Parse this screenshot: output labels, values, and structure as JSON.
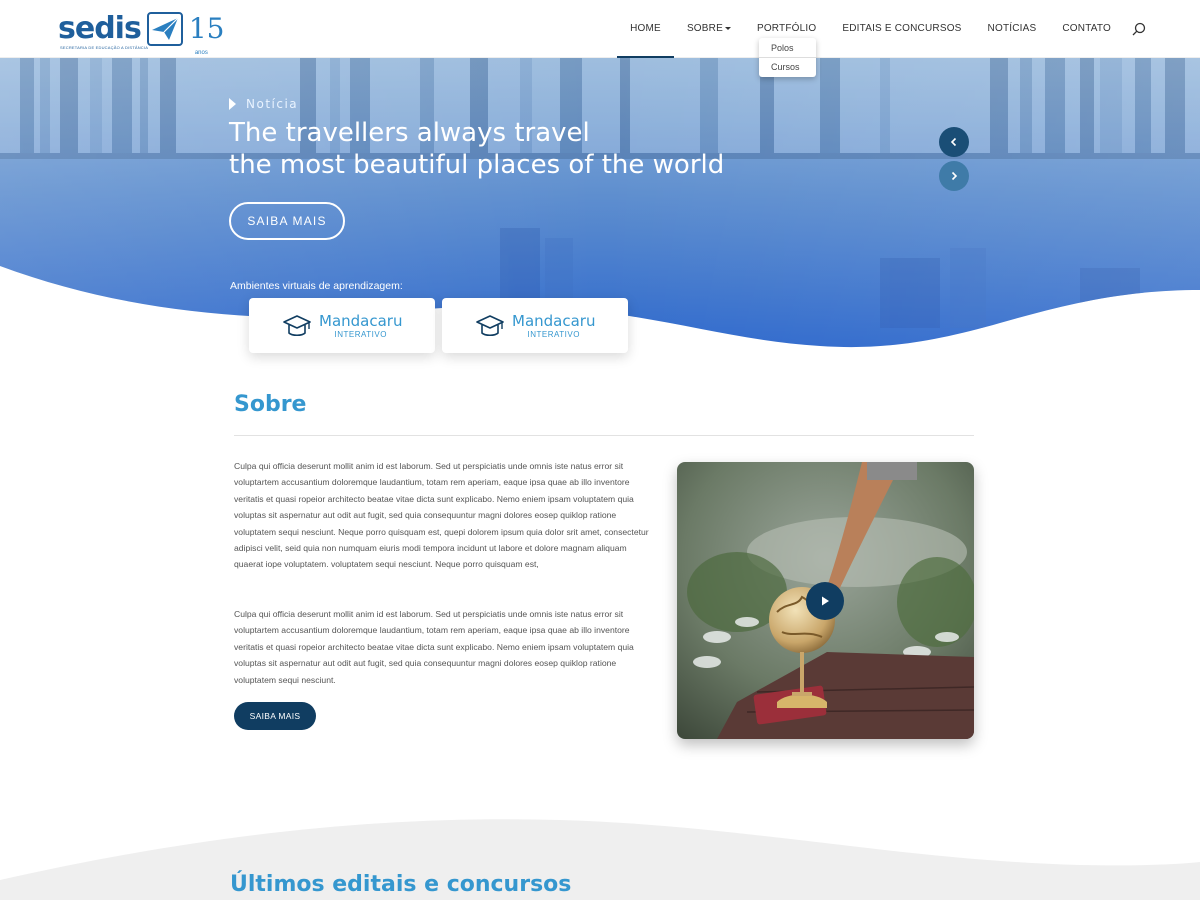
{
  "brand": {
    "name": "sedis",
    "subtitle": "SECRETARIA DE EDUCAÇÃO A DISTÂNCIA",
    "anniversary": "15",
    "anniversary_unit": "anos"
  },
  "nav": {
    "items": [
      {
        "label": "HOME",
        "active": true
      },
      {
        "label": "SOBRE",
        "has_dropdown": true
      },
      {
        "label": "PORTFÓLIO"
      },
      {
        "label": "EDITAIS E CONCURSOS"
      },
      {
        "label": "NOTÍCIAS"
      },
      {
        "label": "CONTATO"
      }
    ],
    "search_icon": "search-icon",
    "dropdown": [
      "Polos",
      "Cursos"
    ]
  },
  "hero": {
    "tag": "Notícia",
    "title_line1": "The travellers always travel",
    "title_line2": "the most beautiful places of the world",
    "button": "SAIBA MAIS",
    "ava_label": "Ambientes virtuais de aprendizagem:",
    "cards": [
      {
        "name": "Mandacaru",
        "sub": "INTERATIVO",
        "icon": "graduation-cap-icon"
      },
      {
        "name": "Mandacaru",
        "sub": "INTERATIVO",
        "icon": "graduation-cap-icon"
      }
    ]
  },
  "sobre": {
    "title": "Sobre",
    "paragraph1": "Culpa qui officia deserunt mollit anim id est laborum. Sed ut perspiciatis unde omnis iste natus error sit voluptartem accusantium doloremque laudantium, totam rem aperiam, eaque ipsa quae ab illo inventore veritatis et quasi ropeior architecto beatae vitae dicta sunt explicabo. Nemo eniem ipsam voluptatem quia voluptas sit aspernatur aut odit aut fugit, sed quia consequuntur magni dolores eosep quiklop ratione voluptatem sequi nesciunt. Neque porro quisquam est, quepi dolorem ipsum quia dolor srit amet, consectetur adipisci velit, seid quia non numquam eiuris modi tempora incidunt ut labore et dolore magnam aliquam quaerat iope voluptatem. voluptatem sequi nesciunt. Neque porro quisquam est,",
    "paragraph2": "Culpa qui officia deserunt mollit anim id est laborum. Sed ut perspiciatis unde omnis iste natus error sit voluptartem accusantium doloremque laudantium, totam rem aperiam, eaque ipsa quae ab illo inventore veritatis et quasi ropeior architecto beatae vitae dicta sunt explicabo. Nemo eniem ipsam voluptatem quia voluptas sit aspernatur aut odit aut fugit, sed quia consequuntur magni dolores eosep quiklop ratione voluptatem sequi nesciunt.",
    "button": "SAIBA MAIS"
  },
  "editais": {
    "title": "Últimos editais e concursos"
  },
  "colors": {
    "accent": "#3597cf",
    "dark": "#103d61",
    "hero_top": "#7fa9d6",
    "hero_bottom": "#2e6fd0"
  }
}
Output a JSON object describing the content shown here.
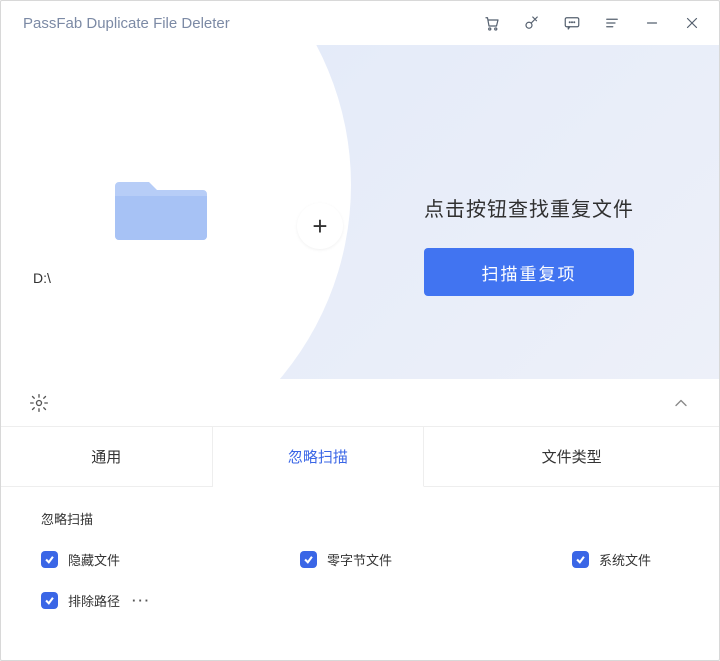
{
  "app": {
    "title": "PassFab Duplicate File Deleter"
  },
  "hero": {
    "drive_label": "D:\\",
    "cta_text": "点击按钮查找重复文件",
    "scan_button": "扫描重复项"
  },
  "tabs": {
    "general": "通用",
    "ignore": "忽略扫描",
    "filetype": "文件类型",
    "active": "ignore"
  },
  "ignore_panel": {
    "section_title": "忽略扫描",
    "items": {
      "hidden": "隐藏文件",
      "zero_byte": "零字节文件",
      "system": "系统文件",
      "exclude_path": "排除路径"
    }
  }
}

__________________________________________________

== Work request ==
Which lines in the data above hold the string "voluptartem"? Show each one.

== Exercise output ==
    "paragraph1": "Culpa qui officia deserunt mollit anim id est laborum. Sed ut perspiciatis unde omnis iste natus error sit voluptartem accusantium doloremque laudantium, totam rem aperiam, eaque ipsa quae ab illo inventore veritatis et quasi ropeior architecto beatae vitae dicta sunt explicabo. Nemo eniem ipsam voluptatem quia voluptas sit aspernatur aut odit aut fugit, sed quia consequuntur magni dolores eosep quiklop ratione voluptatem sequi nesciunt. Neque porro quisquam est, quepi dolorem ipsum quia dolor srit amet, consectetur adipisci velit, seid quia non numquam eiuris modi tempora incidunt ut labore et dolore magnam aliquam quaerat iope voluptatem. voluptatem sequi nesciunt. Neque porro quisquam est,",
    "paragraph2": "Culpa qui officia deserunt mollit anim id est laborum. Sed ut perspiciatis unde omnis iste natus error sit voluptartem accusantium doloremque laudantium, totam rem aperiam, eaque ipsa quae ab illo inventore veritatis et quasi ropeior architecto beatae vitae dicta sunt explicabo. Nemo eniem ipsam voluptatem quia voluptas sit aspernatur aut odit aut fugit, sed quia consequuntur magni dolores eosep quiklop ratione voluptatem sequi nesciunt.",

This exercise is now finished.